### [WHAT THIS TASK INVOLVES]
Every line that contains the word "Trouble" is to be copied from the listing.

#####

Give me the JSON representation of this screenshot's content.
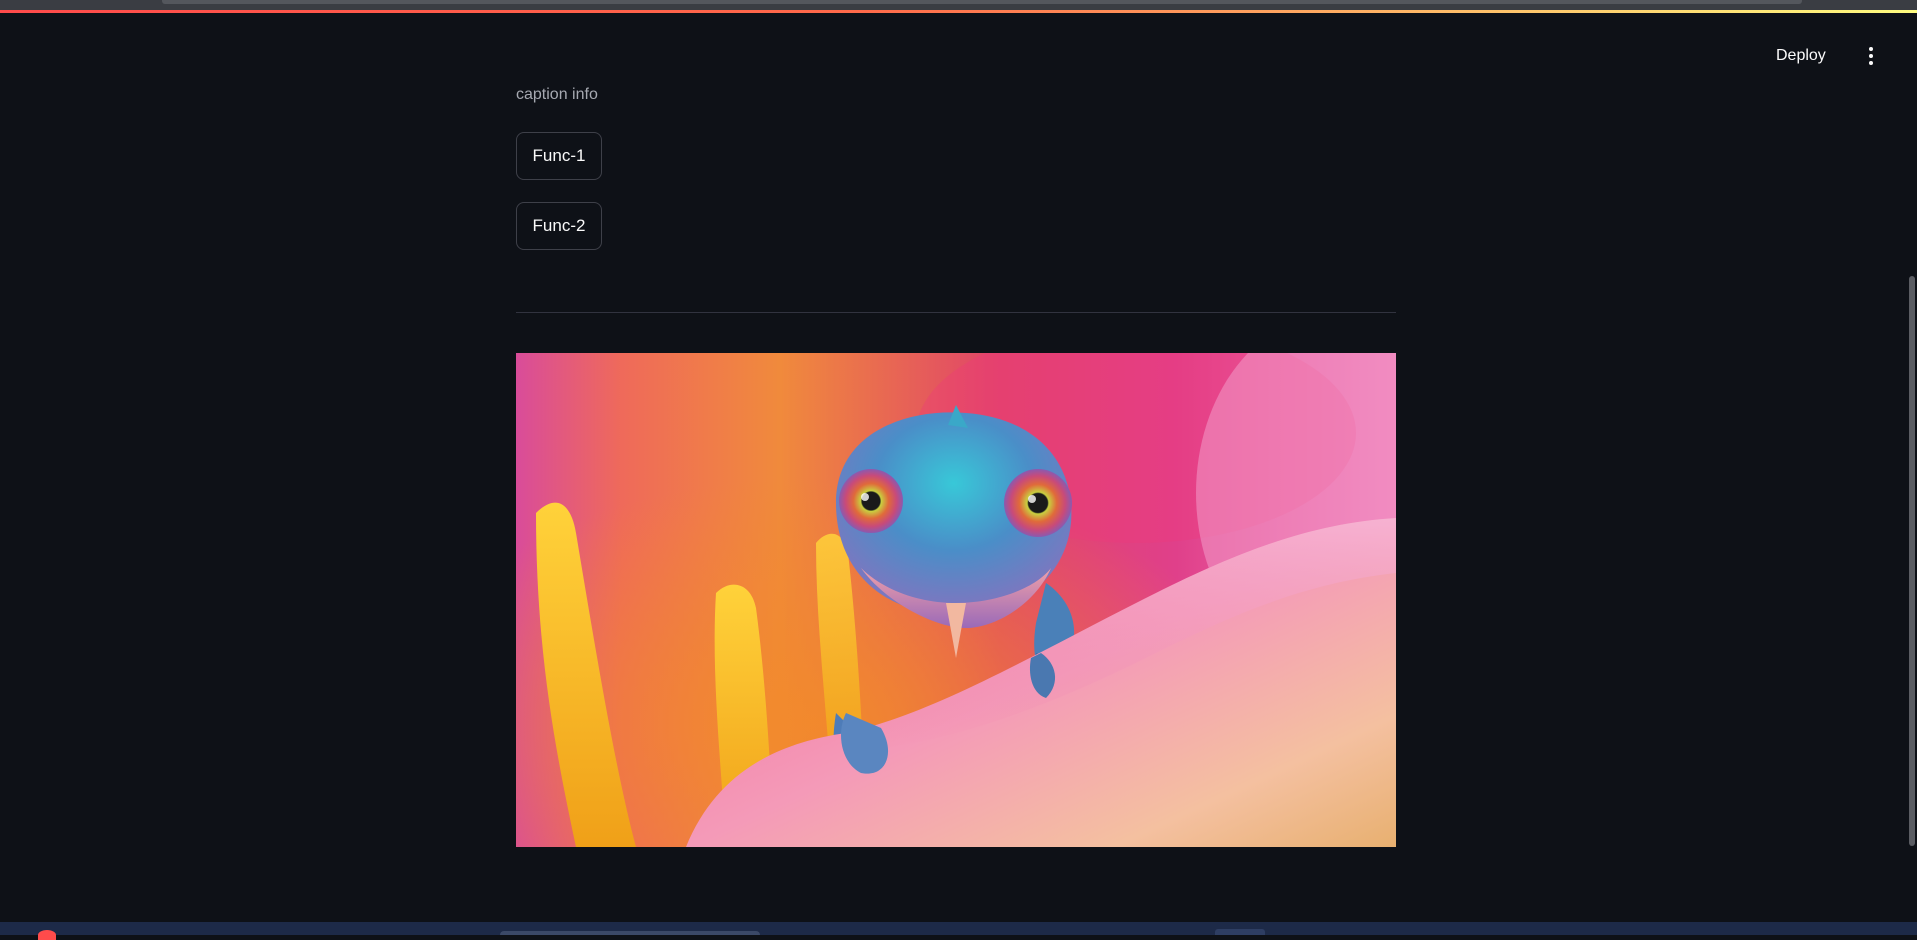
{
  "header": {
    "deploy_label": "Deploy",
    "menu_icon": "vertical-ellipsis-icon"
  },
  "main": {
    "caption": "caption info",
    "buttons": [
      {
        "label": "Func-1"
      },
      {
        "label": "Func-2"
      }
    ],
    "image": {
      "subject": "chameleon-on-flower-petal"
    }
  },
  "colors": {
    "background": "#0e1117",
    "text": "#fafafa",
    "muted_text": "#a6a9b1",
    "button_border": "#3e4049",
    "divider": "#31333f",
    "decoration_start": "#ff4b4b",
    "decoration_end": "#fffd80"
  }
}
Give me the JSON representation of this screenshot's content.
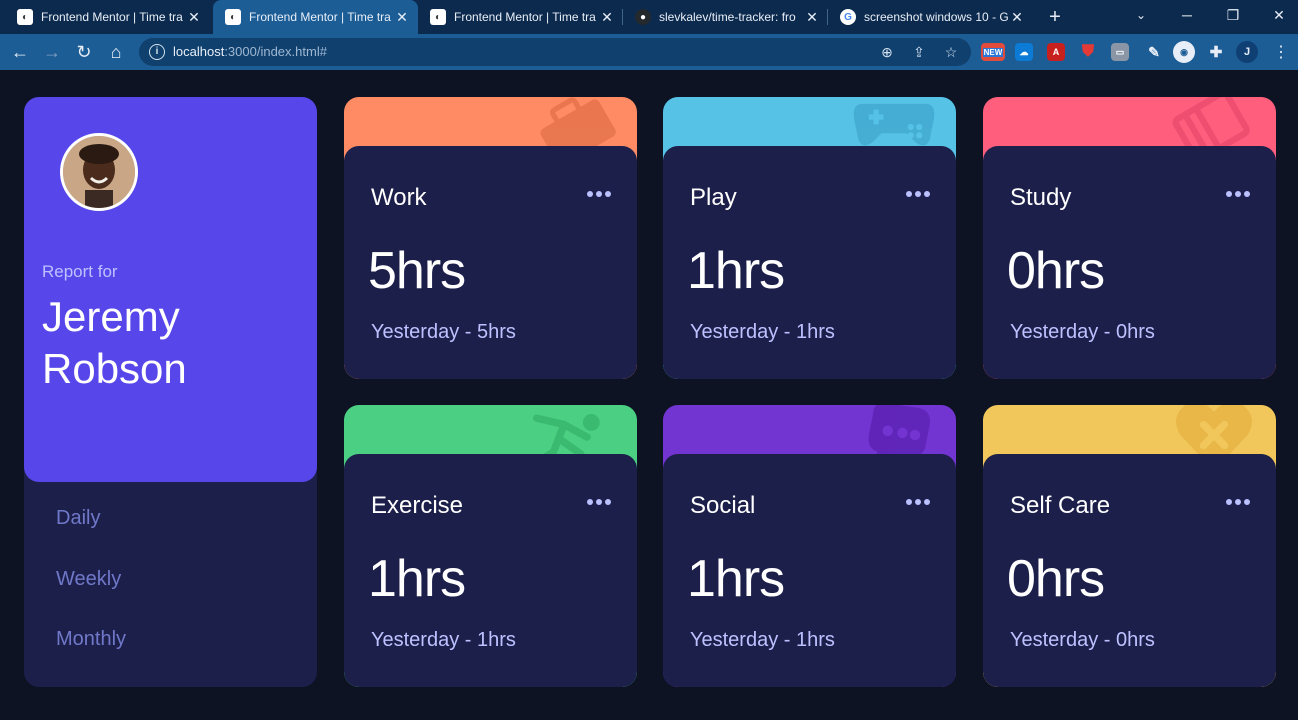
{
  "browser": {
    "tabs": [
      {
        "title": "Frontend Mentor | Time tra",
        "active": false
      },
      {
        "title": "Frontend Mentor | Time tra",
        "active": true
      },
      {
        "title": "Frontend Mentor | Time tra",
        "active": false
      },
      {
        "title": "slevkalev/time-tracker: fro",
        "active": false
      },
      {
        "title": "screenshot windows 10 - G",
        "active": false
      }
    ],
    "url_host": "localhost",
    "url_rest": ":3000/index.html#",
    "extension_badge": "NEW",
    "profile_initial": "J"
  },
  "profile": {
    "report_label": "Report for",
    "name": "Jeremy Robson",
    "periods": [
      "Daily",
      "Weekly",
      "Monthly"
    ]
  },
  "cards": [
    {
      "title": "Work",
      "hours": "5hrs",
      "previous": "Yesterday - 5hrs",
      "color": "#ff8b64",
      "icon": "briefcase-icon"
    },
    {
      "title": "Play",
      "hours": "1hrs",
      "previous": "Yesterday - 1hrs",
      "color": "#55c2e6",
      "icon": "gamepad-icon"
    },
    {
      "title": "Study",
      "hours": "0hrs",
      "previous": "Yesterday - 0hrs",
      "color": "#ff5e7d",
      "icon": "books-icon"
    },
    {
      "title": "Exercise",
      "hours": "1hrs",
      "previous": "Yesterday - 1hrs",
      "color": "#4bcf82",
      "icon": "running-icon"
    },
    {
      "title": "Social",
      "hours": "1hrs",
      "previous": "Yesterday - 1hrs",
      "color": "#7335d2",
      "icon": "chat-icon"
    },
    {
      "title": "Self Care",
      "hours": "0hrs",
      "previous": "Yesterday - 0hrs",
      "color": "#f1c75b",
      "icon": "heart-bandage-icon"
    }
  ]
}
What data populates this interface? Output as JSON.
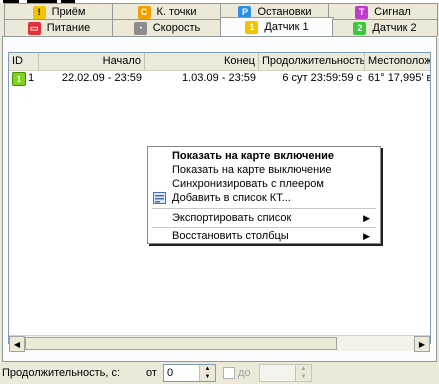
{
  "tabs": {
    "row1": [
      {
        "label": "Приём",
        "badge": "!",
        "badge_color": "#f2c400"
      },
      {
        "label": "К. точки",
        "badge": "C",
        "badge_color": "#f2a000"
      },
      {
        "label": "Остановки",
        "badge": "P",
        "badge_color": "#2d8fe0"
      },
      {
        "label": "Сигнал",
        "badge": "T",
        "badge_color": "#c03cc8"
      }
    ],
    "row2": [
      {
        "label": "Питание",
        "badge": "▭",
        "badge_color": "#e0303a"
      },
      {
        "label": "Скорость",
        "badge": "◔",
        "badge_color": "#8c8c8c"
      },
      {
        "label": "Датчик 1",
        "badge": "1",
        "badge_color": "#f2c400"
      },
      {
        "label": "Датчик 2",
        "badge": "2",
        "badge_color": "#3cc83c"
      }
    ]
  },
  "table": {
    "columns": [
      "ID",
      "Начало",
      "Конец",
      "Продолжительность",
      "Местополож"
    ],
    "rows": [
      {
        "id": "1",
        "start": "22.02.09 - 23:59",
        "end": "1.03.09 - 23:59",
        "duration": "6 сут 23:59:59 с",
        "location": "61° 17,995' в"
      }
    ]
  },
  "context_menu": {
    "items": [
      "Показать на карте включение",
      "Показать на карте выключение",
      "Синхронизировать с плеером",
      "Добавить в список КТ...",
      "Экспортировать список",
      "Восстановить столбцы"
    ]
  },
  "bottom": {
    "duration_label": "Продолжительность, с:",
    "from_label": "от",
    "from_value": "0",
    "to_label": "до",
    "to_value": ""
  }
}
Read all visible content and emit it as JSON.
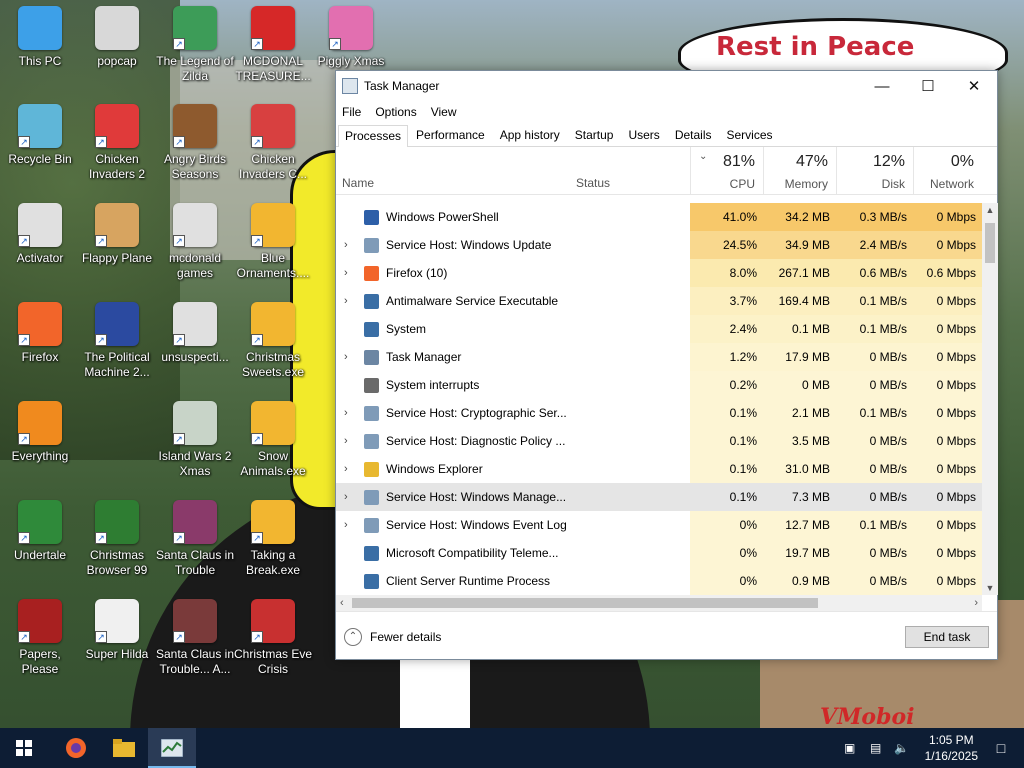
{
  "desktop": {
    "wallpaper_text": "Rest in Peace",
    "wallpaper_signature": "VMoboi",
    "icons": [
      {
        "label": "This PC",
        "color": "#3da0e8"
      },
      {
        "label": "popcap",
        "color": "#d8d8d8"
      },
      {
        "label": "The Legend of Zilda",
        "color": "#3d9c58"
      },
      {
        "label": "MCDONAL TREASURE...",
        "color": "#d62828"
      },
      {
        "label": "Piggly Xmas",
        "color": "#e26fb0"
      },
      {
        "label": "Recycle Bin",
        "color": "#5fb6d8"
      },
      {
        "label": "Chicken Invaders 2",
        "color": "#e03a3a"
      },
      {
        "label": "Angry Birds Seasons",
        "color": "#8e5a2e"
      },
      {
        "label": "Chicken Invaders C...",
        "color": "#d84040"
      },
      {
        "label": "Activator",
        "color": "#e0e0e0"
      },
      {
        "label": "Flappy Plane",
        "color": "#d7a460"
      },
      {
        "label": "mcdonald games",
        "color": "#e0e0e0"
      },
      {
        "label": "Blue Ornaments....",
        "color": "#f2b630"
      },
      {
        "label": "Firefox",
        "color": "#f2652a"
      },
      {
        "label": "The Political Machine 2...",
        "color": "#2b4aa0"
      },
      {
        "label": "unsuspecti...",
        "color": "#e0e0e0"
      },
      {
        "label": "Christmas Sweets.exe",
        "color": "#f2b630"
      },
      {
        "label": "Everything",
        "color": "#f08a1e"
      },
      {
        "label": "Island Wars 2 Xmas",
        "color": "#c8d4c8"
      },
      {
        "label": "Snow Animals.exe",
        "color": "#f2b630"
      },
      {
        "label": "Undertale",
        "color": "#2f8a3a"
      },
      {
        "label": "Christmas Browser 99",
        "color": "#2e7d32"
      },
      {
        "label": "Santa Claus in Trouble",
        "color": "#8a3a6a"
      },
      {
        "label": "Taking a Break.exe",
        "color": "#f2b630"
      },
      {
        "label": "Papers, Please",
        "color": "#a82020"
      },
      {
        "label": "Super Hilda",
        "color": "#f0f0f0"
      },
      {
        "label": "Santa Claus in Trouble... A...",
        "color": "#7a3a3a"
      },
      {
        "label": "Christmas Eve Crisis",
        "color": "#c83030"
      }
    ]
  },
  "task_manager": {
    "title": "Task Manager",
    "menu": [
      "File",
      "Options",
      "View"
    ],
    "tabs": [
      "Processes",
      "Performance",
      "App history",
      "Startup",
      "Users",
      "Details",
      "Services"
    ],
    "active_tab": "Processes",
    "columns": {
      "name": "Name",
      "status": "Status",
      "cpu": {
        "pct": "81%",
        "label": "CPU"
      },
      "memory": {
        "pct": "47%",
        "label": "Memory"
      },
      "disk": {
        "pct": "12%",
        "label": "Disk"
      },
      "network": {
        "pct": "0%",
        "label": "Network"
      }
    },
    "processes": [
      {
        "name": "Windows PowerShell",
        "expandable": false,
        "cpu": "41.0%",
        "memory": "34.2 MB",
        "disk": "0.3 MB/s",
        "network": "0 Mbps",
        "icon_color": "#2d5fa8",
        "heat": "#f7c86a"
      },
      {
        "name": "Service Host: Windows Update",
        "expandable": true,
        "cpu": "24.5%",
        "memory": "34.9 MB",
        "disk": "2.4 MB/s",
        "network": "0 Mbps",
        "icon_color": "#7f9bb8",
        "heat": "#f9d88e"
      },
      {
        "name": "Firefox (10)",
        "expandable": true,
        "cpu": "8.0%",
        "memory": "267.1 MB",
        "disk": "0.6 MB/s",
        "network": "0.6 Mbps",
        "icon_color": "#f2652a",
        "heat": "#fbeaaf"
      },
      {
        "name": "Antimalware Service Executable",
        "expandable": true,
        "cpu": "3.7%",
        "memory": "169.4 MB",
        "disk": "0.1 MB/s",
        "network": "0 Mbps",
        "icon_color": "#3a6ea5",
        "heat": "#fcefc0"
      },
      {
        "name": "System",
        "expandable": false,
        "cpu": "2.4%",
        "memory": "0.1 MB",
        "disk": "0.1 MB/s",
        "network": "0 Mbps",
        "icon_color": "#3a6ea5",
        "heat": "#fcf2c8"
      },
      {
        "name": "Task Manager",
        "expandable": true,
        "cpu": "1.2%",
        "memory": "17.9 MB",
        "disk": "0 MB/s",
        "network": "0 Mbps",
        "icon_color": "#6c86a3",
        "heat": "#fdf4d0"
      },
      {
        "name": "System interrupts",
        "expandable": false,
        "cpu": "0.2%",
        "memory": "0 MB",
        "disk": "0 MB/s",
        "network": "0 Mbps",
        "icon_color": "#6a6a6a",
        "heat": "#fdf5d4"
      },
      {
        "name": "Service Host: Cryptographic Ser...",
        "expandable": true,
        "cpu": "0.1%",
        "memory": "2.1 MB",
        "disk": "0.1 MB/s",
        "network": "0 Mbps",
        "icon_color": "#7f9bb8",
        "heat": "#fdf5d4"
      },
      {
        "name": "Service Host: Diagnostic Policy ...",
        "expandable": true,
        "cpu": "0.1%",
        "memory": "3.5 MB",
        "disk": "0 MB/s",
        "network": "0 Mbps",
        "icon_color": "#7f9bb8",
        "heat": "#fdf5d4"
      },
      {
        "name": "Windows Explorer",
        "expandable": true,
        "cpu": "0.1%",
        "memory": "31.0 MB",
        "disk": "0 MB/s",
        "network": "0 Mbps",
        "icon_color": "#e8b830",
        "heat": "#fdf5d4"
      },
      {
        "name": "Service Host: Windows Manage...",
        "expandable": true,
        "cpu": "0.1%",
        "memory": "7.3 MB",
        "disk": "0 MB/s",
        "network": "0 Mbps",
        "icon_color": "#7f9bb8",
        "heat": "#fdf5d4",
        "selected": true
      },
      {
        "name": "Service Host: Windows Event Log",
        "expandable": true,
        "cpu": "0%",
        "memory": "12.7 MB",
        "disk": "0.1 MB/s",
        "network": "0 Mbps",
        "icon_color": "#7f9bb8",
        "heat": "#fdf5d4"
      },
      {
        "name": "Microsoft Compatibility Teleme...",
        "expandable": false,
        "cpu": "0%",
        "memory": "19.7 MB",
        "disk": "0 MB/s",
        "network": "0 Mbps",
        "icon_color": "#3a6ea5",
        "heat": "#fdf5d4"
      },
      {
        "name": "Client Server Runtime Process",
        "expandable": false,
        "cpu": "0%",
        "memory": "0.9 MB",
        "disk": "0 MB/s",
        "network": "0 Mbps",
        "icon_color": "#3a6ea5",
        "heat": "#fdf5d4"
      }
    ],
    "fewer_details": "Fewer details",
    "end_task": "End task"
  },
  "taskbar": {
    "time": "1:05 PM",
    "date": "1/16/2025"
  }
}
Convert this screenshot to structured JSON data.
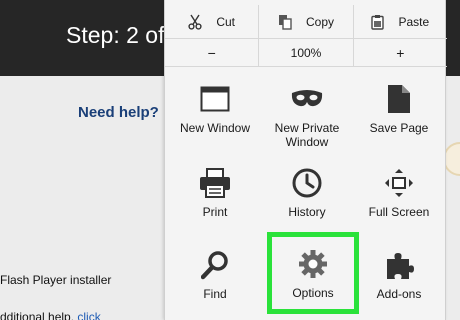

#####

### [RESPONSE AREA]
        "label": "Santa Claus in Trouble",
        "label": "Santa Claus in Trouble... A...",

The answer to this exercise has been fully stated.